(Beginning of Recorded data)

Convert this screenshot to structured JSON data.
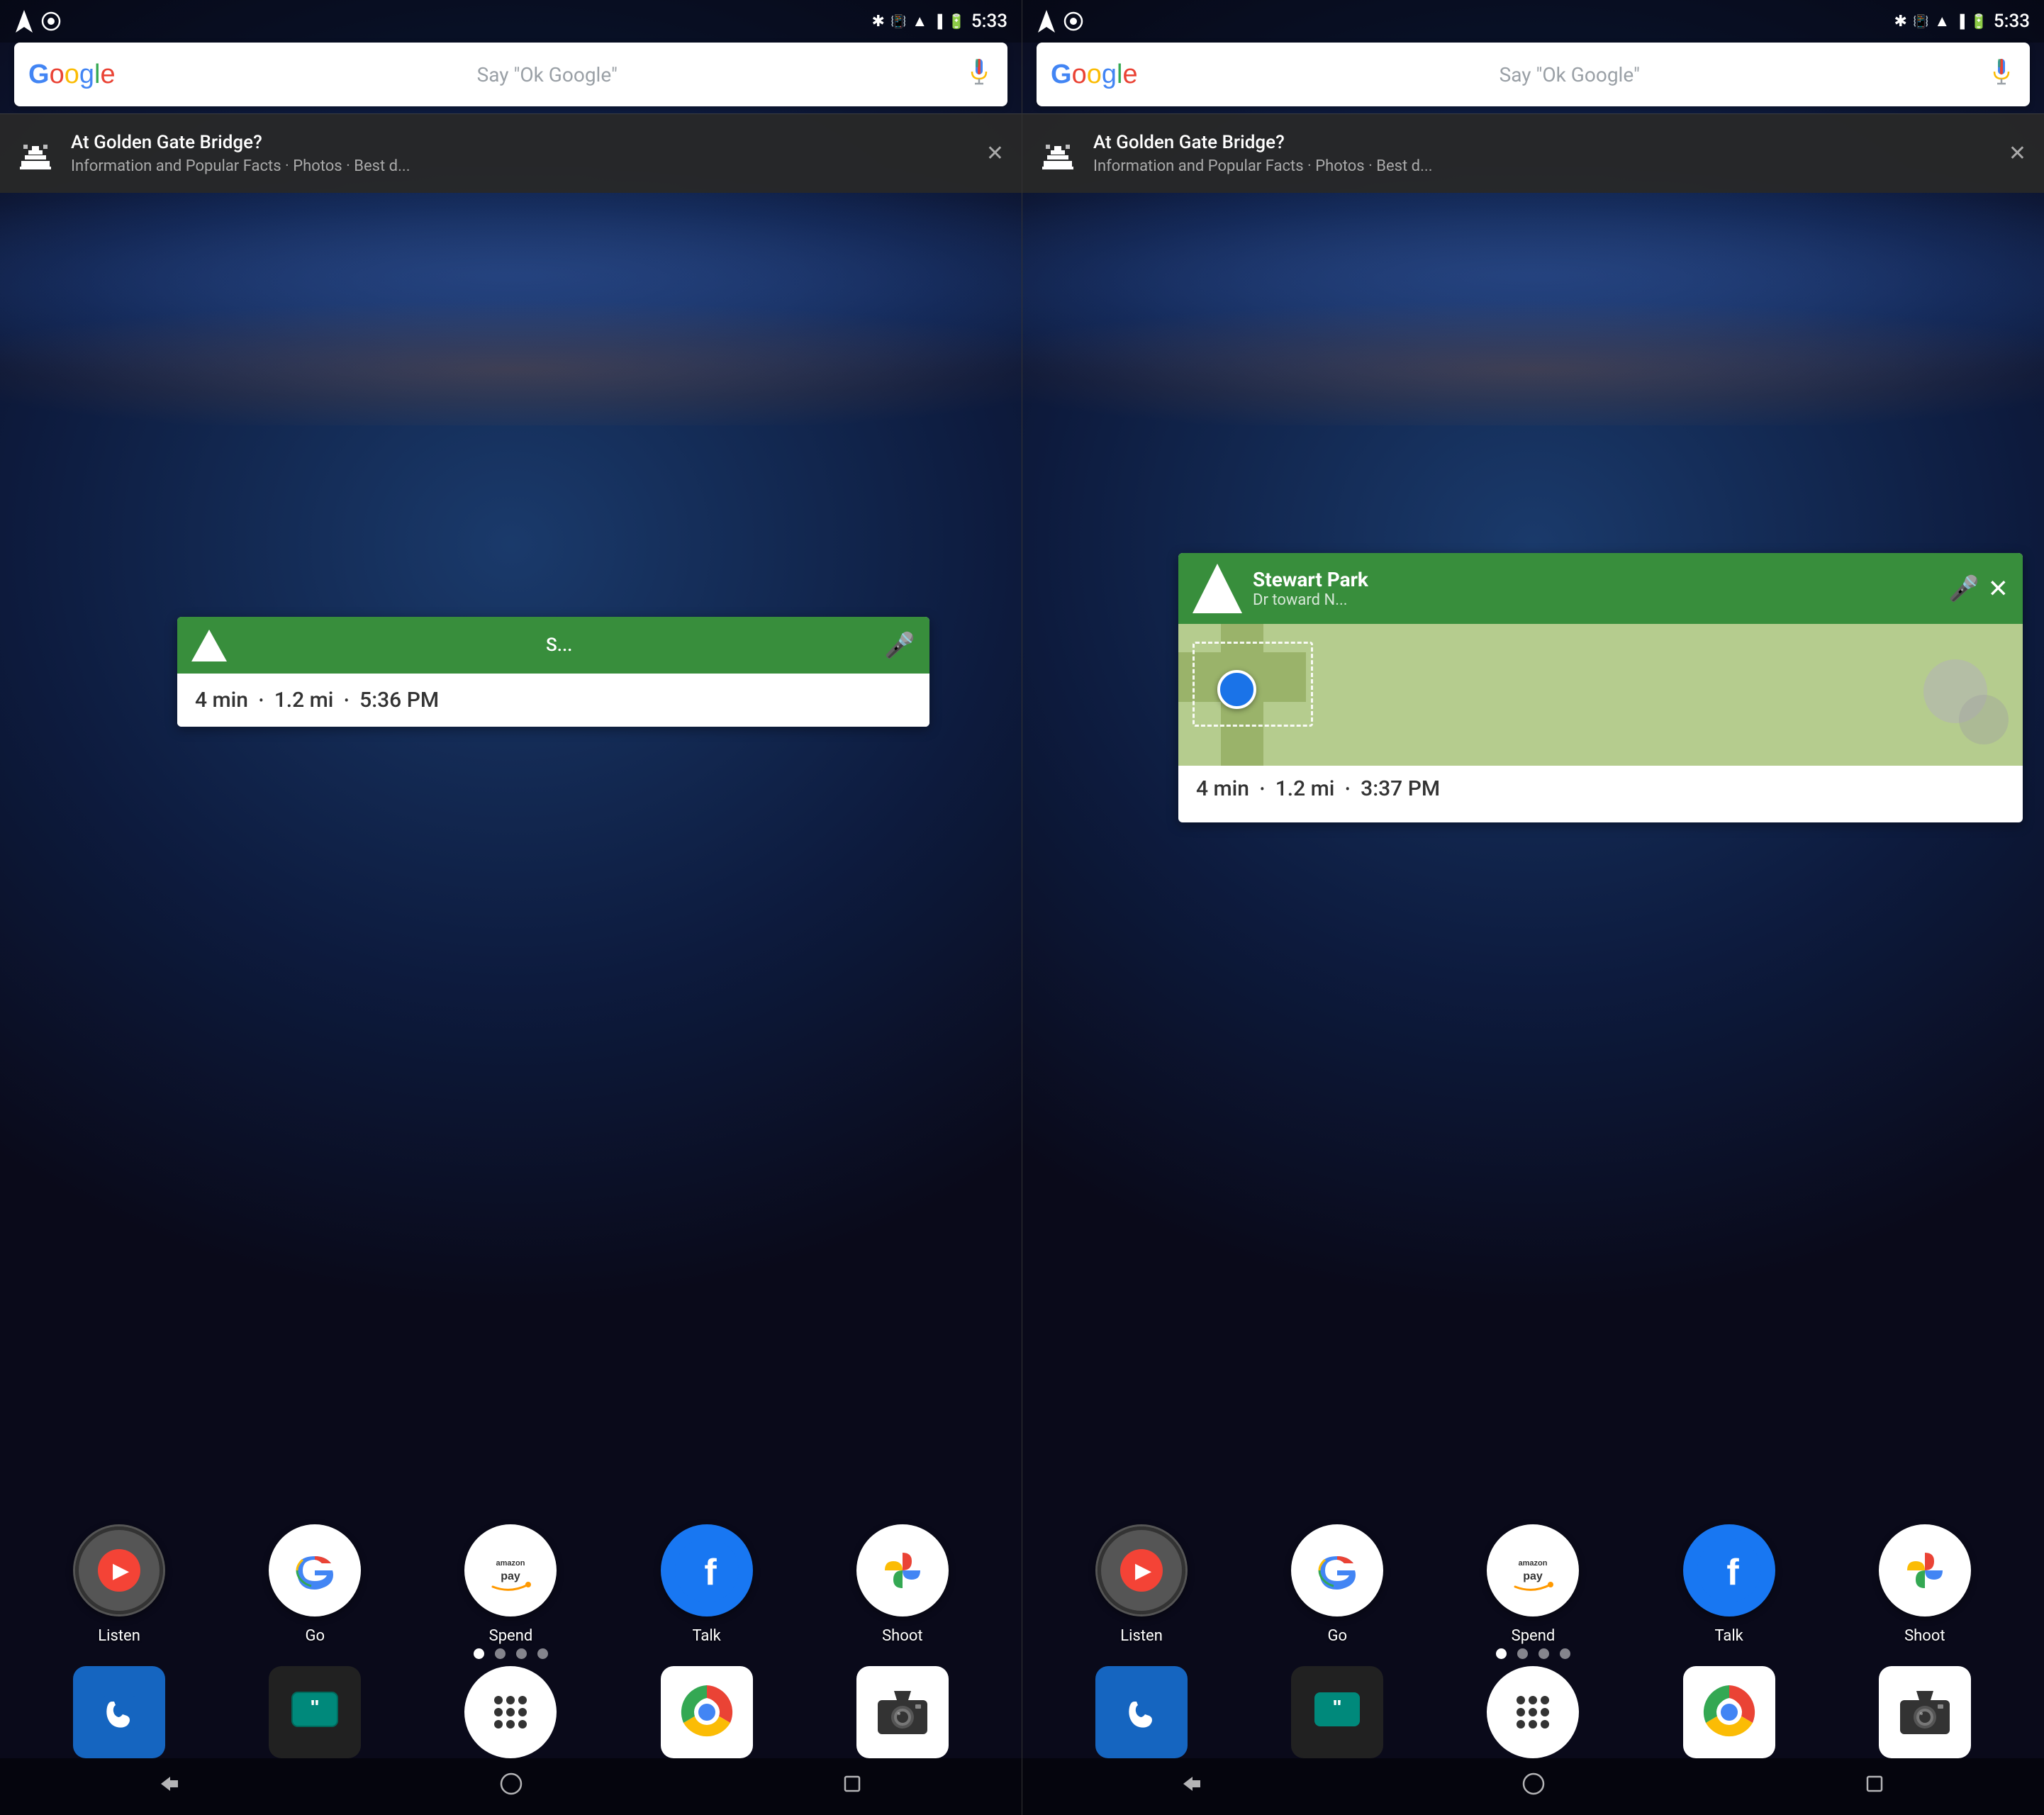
{
  "screens": [
    {
      "id": "left",
      "statusBar": {
        "time": "5:33",
        "icons": [
          "bluetooth",
          "vibrate",
          "wifi",
          "signal",
          "battery"
        ]
      },
      "searchBar": {
        "placeholder": "Say \"Ok Google\"",
        "hasMic": true
      },
      "notification": {
        "title": "At Golden Gate Bridge?",
        "subtitle": "Information and Popular Facts · Photos · Best d..."
      },
      "navWidget": {
        "destination": "S...",
        "hasMic": true,
        "detail1": "4 min",
        "detail2": "1.2 mi",
        "detail3": "5:36 PM"
      },
      "apps": [
        {
          "name": "Listen",
          "type": "listen"
        },
        {
          "name": "Go",
          "type": "go"
        },
        {
          "name": "Spend",
          "type": "amazon"
        },
        {
          "name": "Talk",
          "type": "facebook"
        },
        {
          "name": "Shoot",
          "type": "photos"
        }
      ],
      "dots": [
        true,
        false,
        false,
        false
      ],
      "bottomApps": [
        {
          "name": "phone",
          "type": "phone"
        },
        {
          "name": "messages",
          "type": "messages"
        },
        {
          "name": "launcher",
          "type": "launcher"
        },
        {
          "name": "chrome",
          "type": "chrome"
        },
        {
          "name": "camera",
          "type": "camera"
        }
      ]
    },
    {
      "id": "right",
      "statusBar": {
        "time": "5:33",
        "icons": [
          "bluetooth",
          "vibrate",
          "wifi",
          "signal",
          "battery"
        ]
      },
      "searchBar": {
        "placeholder": "Say \"Ok Google\"",
        "hasMic": true
      },
      "notification": {
        "title": "At Golden Gate Bridge?",
        "subtitle": "Information and Popular Facts · Photos · Best d..."
      },
      "navWidget": {
        "destination": "Stewart Park",
        "destinationSub": "Dr toward N...",
        "hasMic": true,
        "detail1": "4 min",
        "detail2": "1.2 mi",
        "detail3": "3:37 PM"
      },
      "apps": [
        {
          "name": "Listen",
          "type": "listen"
        },
        {
          "name": "Go",
          "type": "go"
        },
        {
          "name": "Spend",
          "type": "amazon"
        },
        {
          "name": "Talk",
          "type": "facebook"
        },
        {
          "name": "Shoot",
          "type": "photos"
        }
      ],
      "dots": [
        true,
        false,
        false,
        false
      ],
      "bottomApps": [
        {
          "name": "phone",
          "type": "phone"
        },
        {
          "name": "messages",
          "type": "messages"
        },
        {
          "name": "launcher",
          "type": "launcher"
        },
        {
          "name": "chrome",
          "type": "chrome"
        },
        {
          "name": "camera",
          "type": "camera"
        }
      ]
    }
  ],
  "labels": {
    "listen": "Listen",
    "go": "Go",
    "spend": "Spend",
    "talk": "Talk",
    "shoot": "Shoot",
    "ok_google": "Say \"Ok Google\"",
    "notif_title": "At Golden Gate Bridge?",
    "notif_sub": "Information and Popular Facts · Photos · Best d...",
    "nav_dest_left": "S...",
    "nav_dest_right": "Stewart Park",
    "nav_dest_right_sub": "Dr toward N...",
    "nav_min1": "4 min",
    "nav_mi1": "1.2 mi",
    "nav_time1": "5:36 PM",
    "nav_min2": "4 min",
    "nav_mi2": "1.2 mi",
    "nav_time2": "3:37 PM",
    "time": "5:33"
  },
  "colors": {
    "google_blue": "#4285F4",
    "google_red": "#EA4335",
    "google_yellow": "#FBBC05",
    "google_green": "#34A853",
    "nav_green": "#388e3c",
    "fb_blue": "#1877f2"
  }
}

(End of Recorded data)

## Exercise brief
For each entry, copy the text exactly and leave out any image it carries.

## Worked solution
Convert this screenshot to structured JSON data.
{
  "screens": [
    {
      "id": "left",
      "statusBar": {
        "time": "5:33",
        "icons": [
          "bluetooth",
          "vibrate",
          "wifi",
          "signal",
          "battery"
        ]
      },
      "searchBar": {
        "placeholder": "Say \"Ok Google\"",
        "hasMic": true
      },
      "notification": {
        "title": "At Golden Gate Bridge?",
        "subtitle": "Information and Popular Facts · Photos · Best d..."
      },
      "navWidget": {
        "destination": "S...",
        "hasMic": true,
        "detail1": "4 min",
        "detail2": "1.2 mi",
        "detail3": "5:36 PM"
      },
      "apps": [
        {
          "name": "Listen",
          "type": "listen"
        },
        {
          "name": "Go",
          "type": "go"
        },
        {
          "name": "Spend",
          "type": "amazon"
        },
        {
          "name": "Talk",
          "type": "facebook"
        },
        {
          "name": "Shoot",
          "type": "photos"
        }
      ],
      "dots": [
        true,
        false,
        false,
        false
      ],
      "bottomApps": [
        {
          "name": "phone",
          "type": "phone"
        },
        {
          "name": "messages",
          "type": "messages"
        },
        {
          "name": "launcher",
          "type": "launcher"
        },
        {
          "name": "chrome",
          "type": "chrome"
        },
        {
          "name": "camera",
          "type": "camera"
        }
      ]
    },
    {
      "id": "right",
      "statusBar": {
        "time": "5:33",
        "icons": [
          "bluetooth",
          "vibrate",
          "wifi",
          "signal",
          "battery"
        ]
      },
      "searchBar": {
        "placeholder": "Say \"Ok Google\"",
        "hasMic": true
      },
      "notification": {
        "title": "At Golden Gate Bridge?",
        "subtitle": "Information and Popular Facts · Photos · Best d..."
      },
      "navWidget": {
        "destination": "Stewart Park",
        "destinationSub": "Dr toward N...",
        "hasMic": true,
        "detail1": "4 min",
        "detail2": "1.2 mi",
        "detail3": "3:37 PM"
      },
      "apps": [
        {
          "name": "Listen",
          "type": "listen"
        },
        {
          "name": "Go",
          "type": "go"
        },
        {
          "name": "Spend",
          "type": "amazon"
        },
        {
          "name": "Talk",
          "type": "facebook"
        },
        {
          "name": "Shoot",
          "type": "photos"
        }
      ],
      "dots": [
        true,
        false,
        false,
        false
      ],
      "bottomApps": [
        {
          "name": "phone",
          "type": "phone"
        },
        {
          "name": "messages",
          "type": "messages"
        },
        {
          "name": "launcher",
          "type": "launcher"
        },
        {
          "name": "chrome",
          "type": "chrome"
        },
        {
          "name": "camera",
          "type": "camera"
        }
      ]
    }
  ],
  "labels": {
    "listen": "Listen",
    "go": "Go",
    "spend": "Spend",
    "talk": "Talk",
    "shoot": "Shoot",
    "ok_google": "Say \"Ok Google\"",
    "notif_title": "At Golden Gate Bridge?",
    "notif_sub": "Information and Popular Facts · Photos · Best d...",
    "nav_dest_left": "S...",
    "nav_dest_right": "Stewart Park",
    "nav_dest_right_sub": "Dr toward N...",
    "nav_min1": "4 min",
    "nav_mi1": "1.2 mi",
    "nav_time1": "5:36 PM",
    "nav_min2": "4 min",
    "nav_mi2": "1.2 mi",
    "nav_time2": "3:37 PM",
    "time": "5:33"
  },
  "colors": {
    "google_blue": "#4285F4",
    "google_red": "#EA4335",
    "google_yellow": "#FBBC05",
    "google_green": "#34A853",
    "nav_green": "#388e3c",
    "fb_blue": "#1877f2"
  }
}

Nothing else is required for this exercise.